Too often, business-of-practice issues such as professional liability and how to protect yourself aren't discussed during in doctoral training, Wright says.
"Because of that, I think malpractice insurance isn't always on people's radar," she says. "I know when I was working at the hospitalbefore coming toAPA and someone would ask me about malpractice insurance, I would say, ‘Oh, I'm covered by my organization.' But I'm not sure I actually knew what that meant."
She recommends that psychologists who are employed by others understand exactly what their employers' coverage includes, and determine whether there are gaps in that coverage that they might need to fill with their own malpractice insurance policy.
For example, you want to know what your liability limits are, what happens if the legal costs exceed your employer's limits, and if these limits are shared with other defendants. You should also consider that your employer's insurance may need to act in the best interest of the employer, instead of yours. These factors could increase your own personal financial liability if something happens, Wright says. Other questions to ask include whether you are covered for off-duty work, such as volunteering in a professional capacity, and whether your employer's malpractice policy provides license coverage, in the event that a client or colleague files a complaint with the state licensing board against you.
"That's not a lawsuit per se but your license has been questioned and you will likely still need to consult with a lawyer," she says.
When in private practice, it's also important to think about the kind of coverage you need given the work you do and your finances, and then shop around, Wright says.
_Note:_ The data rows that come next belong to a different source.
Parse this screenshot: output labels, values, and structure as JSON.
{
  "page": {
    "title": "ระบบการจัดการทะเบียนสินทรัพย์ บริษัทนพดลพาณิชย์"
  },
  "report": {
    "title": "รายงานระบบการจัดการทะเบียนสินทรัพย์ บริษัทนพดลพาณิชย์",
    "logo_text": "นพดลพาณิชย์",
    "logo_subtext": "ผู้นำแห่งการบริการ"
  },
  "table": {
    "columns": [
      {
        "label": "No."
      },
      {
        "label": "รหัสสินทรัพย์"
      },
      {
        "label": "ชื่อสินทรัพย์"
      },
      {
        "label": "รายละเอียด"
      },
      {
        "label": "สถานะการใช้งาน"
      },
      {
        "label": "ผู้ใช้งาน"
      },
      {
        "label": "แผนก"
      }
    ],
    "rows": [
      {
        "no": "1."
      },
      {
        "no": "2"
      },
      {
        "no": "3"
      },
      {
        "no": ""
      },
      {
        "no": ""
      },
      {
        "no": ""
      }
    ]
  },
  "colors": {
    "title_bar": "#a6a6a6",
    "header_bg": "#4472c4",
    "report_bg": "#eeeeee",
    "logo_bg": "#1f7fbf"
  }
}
Cheaper is not always better, she says, and she encourages psychologists to factor in policyholder benefits, such as the availability of consultation services, she adds, noting that The Trust's Advocate 800 Consultation Service provides free confidential ethical and risk management consultation from licensed psychologists.
Psychologists who work with high-risk populations such as patients with personality disorders, severe mental illness or who are suicidal may want to increase their coverage, Martin says.
"There are many things that can go wrong very quickly with these patients, leaving psychologists who work with them more vulnerable to board complaints and malpractice claims," she says.
5. Stay connected
Given how often changes occur at the state and federal levels when it comes to laws and licensing board issues, it's critical for psychologists to stay informed, Wright says.
Belonging to professional groups — such as APA's Practice Organization and your state psychological association — that keep members up to date on changes that affect practice is a great way for practitioners to stay informed, she says.
Doing so can also lower your malpractice risk. A 2012 study found that the likelihood of being disciplined by a state board of psychology was lower for psychologists who belonged to their state psychological association (see Resources at bottom). What's more, many state associations also offer a mentorship program where early career psychologists can get one-on-one guidance on malpractice and other business of practice issues from a seasoned practitioner.
Larson also recommends contacting your state's licensing board with questions about state-specific policies, such as those about recordkeeping, confidentiality, general licensure requirements, renewals and continuing education. While APA provides guidance on many of these issues, each state has its own requirements governing how psychologists should practice lawfully and ethically.
"The licensing board seems a little scary at first, but they are the experts on the state law. So if you have a question about what the law asks you to do, they can be a really good resource," she says.
The APAPO, a companion organization to APA, advocates on behalf of practicing psychologists.